Environmental Defence and Holcim Canada have jointly established a not-for-profit organization called “SERA” (Socially and Environmentally Responsible Aggregates) that will create world-class voluntary certification standards for responsibly sourced sand, stone and gravel.
This is an unprecedented collaboration between Environmental Defence, an NGO with a long history of leadership on environmental issues including aggregate siting and Holcim Canada and its aggregate division Dufferin Aggregates, a leading aggregate company in Canada. This unlikely alliance is an enormous step towards resolving conflicts between industry, First Nations and community and environmental groups.
“Aggregate is an important resource that is vital for building the country’s infrastructure,” said Paul Ostrander, president and CEO, Holcim (Canada) Inc. “SERA will help the aggregate industry to meet the demand for aggregates while meeting community needs and demonstrating measurable efforts to address the social and environmental impacts of pits and quarries.”
In addition to the establishment of SERA, Holcim Canada and Environmental Defence also released a set of draft standards for socially and environmentally responsible aggregate siting, operation and use (see attached).

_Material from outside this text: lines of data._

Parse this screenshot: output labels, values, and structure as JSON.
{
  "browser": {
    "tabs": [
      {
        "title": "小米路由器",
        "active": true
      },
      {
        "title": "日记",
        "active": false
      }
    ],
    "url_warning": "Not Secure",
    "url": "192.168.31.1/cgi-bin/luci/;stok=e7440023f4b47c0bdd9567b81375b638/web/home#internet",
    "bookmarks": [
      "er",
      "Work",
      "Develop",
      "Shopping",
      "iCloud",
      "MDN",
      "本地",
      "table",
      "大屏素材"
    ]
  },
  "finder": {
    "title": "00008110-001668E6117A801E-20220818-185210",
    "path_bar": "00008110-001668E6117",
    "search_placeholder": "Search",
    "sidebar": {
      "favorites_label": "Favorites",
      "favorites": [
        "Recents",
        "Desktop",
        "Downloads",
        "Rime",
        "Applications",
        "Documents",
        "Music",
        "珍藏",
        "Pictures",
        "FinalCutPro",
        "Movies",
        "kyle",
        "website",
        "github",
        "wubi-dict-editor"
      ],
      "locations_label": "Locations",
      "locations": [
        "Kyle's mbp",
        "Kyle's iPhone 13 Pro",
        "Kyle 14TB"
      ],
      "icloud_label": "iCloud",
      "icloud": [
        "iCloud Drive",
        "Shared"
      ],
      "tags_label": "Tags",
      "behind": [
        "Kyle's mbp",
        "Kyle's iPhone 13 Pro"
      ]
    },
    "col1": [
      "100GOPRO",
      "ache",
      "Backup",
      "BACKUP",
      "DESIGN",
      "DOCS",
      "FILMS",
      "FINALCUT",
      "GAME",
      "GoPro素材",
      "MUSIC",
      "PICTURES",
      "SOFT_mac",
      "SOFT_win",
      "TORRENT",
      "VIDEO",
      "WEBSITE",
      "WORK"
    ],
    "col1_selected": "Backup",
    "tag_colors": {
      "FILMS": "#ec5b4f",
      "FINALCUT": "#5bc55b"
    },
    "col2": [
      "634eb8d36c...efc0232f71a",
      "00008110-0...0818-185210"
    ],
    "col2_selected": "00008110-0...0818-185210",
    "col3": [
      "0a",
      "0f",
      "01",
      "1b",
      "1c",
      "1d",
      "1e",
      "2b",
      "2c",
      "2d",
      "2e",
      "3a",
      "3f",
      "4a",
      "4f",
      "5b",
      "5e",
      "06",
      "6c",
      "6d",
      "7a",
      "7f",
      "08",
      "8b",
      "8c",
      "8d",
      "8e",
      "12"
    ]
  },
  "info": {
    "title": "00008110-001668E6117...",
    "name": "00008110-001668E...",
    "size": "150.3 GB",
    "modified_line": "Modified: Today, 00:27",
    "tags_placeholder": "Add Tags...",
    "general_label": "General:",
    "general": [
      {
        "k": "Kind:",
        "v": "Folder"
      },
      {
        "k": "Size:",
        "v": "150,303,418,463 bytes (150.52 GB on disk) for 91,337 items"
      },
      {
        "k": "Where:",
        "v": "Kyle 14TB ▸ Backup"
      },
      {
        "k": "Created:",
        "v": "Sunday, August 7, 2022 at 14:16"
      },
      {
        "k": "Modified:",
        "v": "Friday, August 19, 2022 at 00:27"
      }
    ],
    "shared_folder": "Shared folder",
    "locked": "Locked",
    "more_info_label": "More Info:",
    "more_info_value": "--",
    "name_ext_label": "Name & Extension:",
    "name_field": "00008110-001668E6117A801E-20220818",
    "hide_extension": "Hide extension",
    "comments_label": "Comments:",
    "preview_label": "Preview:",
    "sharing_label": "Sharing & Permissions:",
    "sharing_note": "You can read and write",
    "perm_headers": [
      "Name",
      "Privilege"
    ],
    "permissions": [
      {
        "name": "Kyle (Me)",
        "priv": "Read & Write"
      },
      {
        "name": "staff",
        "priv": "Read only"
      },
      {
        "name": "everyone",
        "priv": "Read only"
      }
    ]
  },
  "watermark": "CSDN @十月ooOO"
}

“SERA is the result of two years of hard work between Environmental Defence and Holcim Canada – it’s our best effort to define what leadership looks like for the aggregate industry,” said Dr. Rick Smith, Executive Director of Environmental Defence. “Moving forward, we realize that for SERA and these standards to succeed, we need the involvement and support of a broader group of industry, community and environmental groups, and First Nations organizations.”
The proposed SERA certification system builds on the experiences of other resource management standards, like Building Research Establishment (BRE) and the Forest Stewardship Council (FSC), and provides general Principles and specific Core Requirements that independent certifiers will use to assess an aggregate site’s success in meeting or exceeding best management environmental practices.
“Reducing the environmental footprint of construction materials is the next important step in sustainable construction,” says Thomas Mueller, president and CEO, Canada Green Building Council. “SERA sets a benchmark for how aggregates used in cement production are sourced in a sustainable and environmentally responsible way.”
The aim is that the Draft SERA Standards provide a clear and practical approach for responsibly sourced aggregates offering world-class practices for the siting, rehabilitation and operation of pits and quarries well above what is currently required of industry under Ontario statute. In addition, these standards will also outline responsible resource use and processing.
SERA’s goal is that the SERA Standards will have a transformative effect by contributing to the achievement of:
- A reliable long-term supply of aggregate materials that will be socially and environmentally responsibly sourced;
- Protection of our landscape’s most ecologically and hydrologically important natural areas;
- Meaningful engagement with local communities and First Nations groups before extraction is licensed and throughout the lifecyle of operations;
- A defined time limit for extraction and phase out plans that incorporate communities’ interests;
- The ability of government and private purchasers to leverage their buying power and request responsibly sourced aggregate materials to meet the requirements of new, green building standards and policies;
- A market-based tool for government regulators that recognizes sites that address the social, environmental and water expectations of the local community.
An independent consultant, BuildGreen Solutions, was engaged by SERA staff to conduct an online review of the Draft SERA Standards compared with international aggregate standards. BuildGreen Solutions’ research concluded that “following an exhaustive online review BuildGreen Solutions is confident to say that we could find nothing that came close to rivaling the draft SERA standards in terms of rigour or comprehensiveness related to aggregate extraction.”
Over the next 18 to 24 months the SERA Founding Board and Executive Director, Lorne Johnson, will be dedicated to engaging government, aggregate operators, environmental groups, municipalities, community groups and First Nations representatives to ensure that the final standards are protective of the natural environment, considerate of local communities and implementable by industry.
Johnson has been responsible for successfully coordinating the development of regional and national corporate social responsibility standards for Canada’s forest sector through the FSC and the Canadian Boreal Forest Agreement (CBFA).
“Our social legacy depends on reliable sources of aggregate materials for the roads, schools, hospitals and homes built each year. Just as FSC achieved for the forestry sector we need to be sure that the way we utilize our aggregate resources has a minimal impact on our natural environment and community,” says SERA Executive Director, Lorne Johnson. “For the first time in Ontario, SERA offers communities and operators a way to work together to deliver responsibly sourced aggregate materials.”
Environmental Defence and Holcim Canada are confident in the long-term environmental and economic benefits of SERA certification. Representatives from both organizations will serve on the SERA Founding Board and continue to provide input during the SERA Standards consultation process.
Environmental Defence intends to use the Standards as a key part of its decision making process, to determine whether specific aggregate sites should or should not be opposed and, therefore, where Environmental Defence will direct its resources.
Dufferin Aggregates, an aggregate division of Holcim Canada, intends to use the Draft Standards as guidance for its responsible practices. Its intent will be to SERA certify all of its aggregate operations.